is my Trade Tripper column in this weekend issue of BusinessWorld:
The death of a Filipino transgender, allegedly at the hands of a US serviceman, has sparked a profound debate within the country on the nature of gender identity and our society’s treatment of it. This, it must be remembered, is coming within the context of a then ongoing (but now concluded) and yet equally controversial “extraordinary” Synod of the Catholic Church on the family.
Immediately, one point of contention raised was how to identify the victim, born Jeffrey Laude but who began calling himself “Jennifer” after he decided he was a transgender and had his appearance altered to look like a woman. The LGBT advocates, feminist groups, and others from the Left demanded that he be called Jennifer, citing as reason that it was what Jeffrey wanted. The other reason is that looking at foreign international media’s guidelines (e.g., the Associated Press stylebook), respect is urged for the “pronoun preferred by the individuals who have acquired the physical characteristics of the opposite sex or present themselves in a way that does not correspond with their sex at birth.”
But that raises further questions. Since when have foreign newspaper stylebooks been binding on the Philippines? Considering further our almost automatic reaction to shout “sovereignty” at every opportunity against foreigners.
So if foreign stylebooks are not mandatory and binding, what is? What should compel everybody (bullied actually) -- as the LGBT community, feminist groups, and the Left want -- to call Laude other than his given name found in government and official papers?
Because unless there’s contrary proof, every legal official document or record has him as Jeffrey Laude and lists him as “male.” Should everyone therefore be forced to adjust factual or official reporting simply because of a person’s feelings or the demand of “progressive” activists?

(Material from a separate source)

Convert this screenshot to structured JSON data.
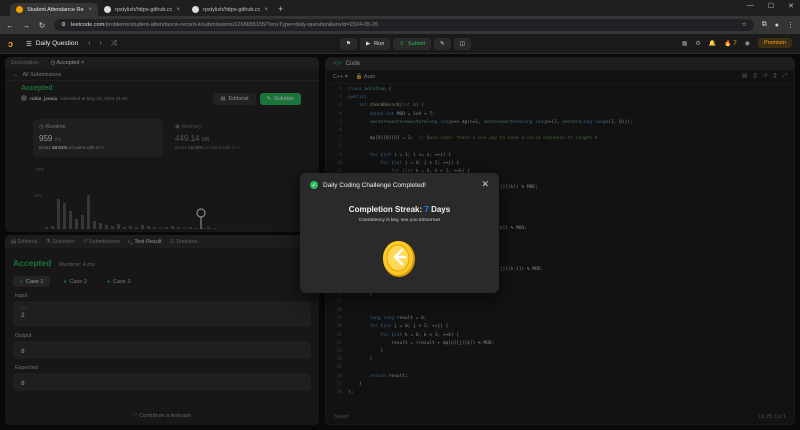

If he did call himself by another name, how different is that from an alias or stage name? And again, what legal basis should a mere say-so be controlling over the rest of the country? The so-called Yogyakarta Principles are not international law and are without legal effect. It’s even been rejected in a UN General Assembly vote. And our own Supreme Court emphatically ruled that a person’s sex is “immutable” (Silverio vs. Republic).
And contrary to what the media say, there is unfortunately a notable dearth of categorical medical conclusions regarding transgenders. And, at best, country studies have shown that transgender populations would be less than 1%, with the ever-present possibility that a transgender would later choose to re-identify with his or her original sexual identity (there are known instances of transgenders doing that).
So do we conform our news reporting and legal documentation based on a person’s unilateral choice?
But if anyone says everyone should be followed based on one’s own say-so, well, try saying that again when a woman gets harassed in a public bathroom by a large burly man claiming to be a lesbian. Because transgenderism does not necessarily have anything to do with sexual orientation. One can be a transgender and yet still have sexual desires for another of the opposite or same sex. And, to repeat, the science on this is not conclusive.
However, it must also be asked: what does Laude’s being a transgender have to do with this criminal case? A human being was murdered. Period. Objectively speaking, his being a declared transgender may serve as a mitigating or aggravating circumstance for the accused. That’s it. Even assuming that this is indeed a “hate crime” (assuming further it exists in our laws), this still needs to be backed up by facts.
Having said that, what does the Visiting Forces Agreement have anything to do with this? The serviceman allegedly committed the crime off-duty. The Philippines has prosecuted him, for which there will be a trial. Granted, the US has custody of him. But the same goes for a Filipino serviceman in the US who committed a crime. The Philippines would also retain custody of its soldier. That is under the VFA as well.
But this one case should be taken within the context that of the thousands of foreigners visiting our country, only around 200 foreigners have been convicted of crimes on our shores and jailed. Compare that with the hundreds of violent crimes committed against American, Japanese or Korean visitors each year.
And take the context of the thousands of rape cases in our country. In 2010, a total of 4,572 cases of rape were documented by the Women and Children Protection Center of the Philippine National Police (WCPC-PNP), 19 of which were incestuous or perpetrated by a victim’s blood relative. The true figures, however, could be much higher.
People, for whatever reason, are getting passionate about this case. Mostly, however, to push their ideological agenda. But we must not lose sight of the tragic fact that a fellow human being was killed. And it does nobody good when we act beyond reason.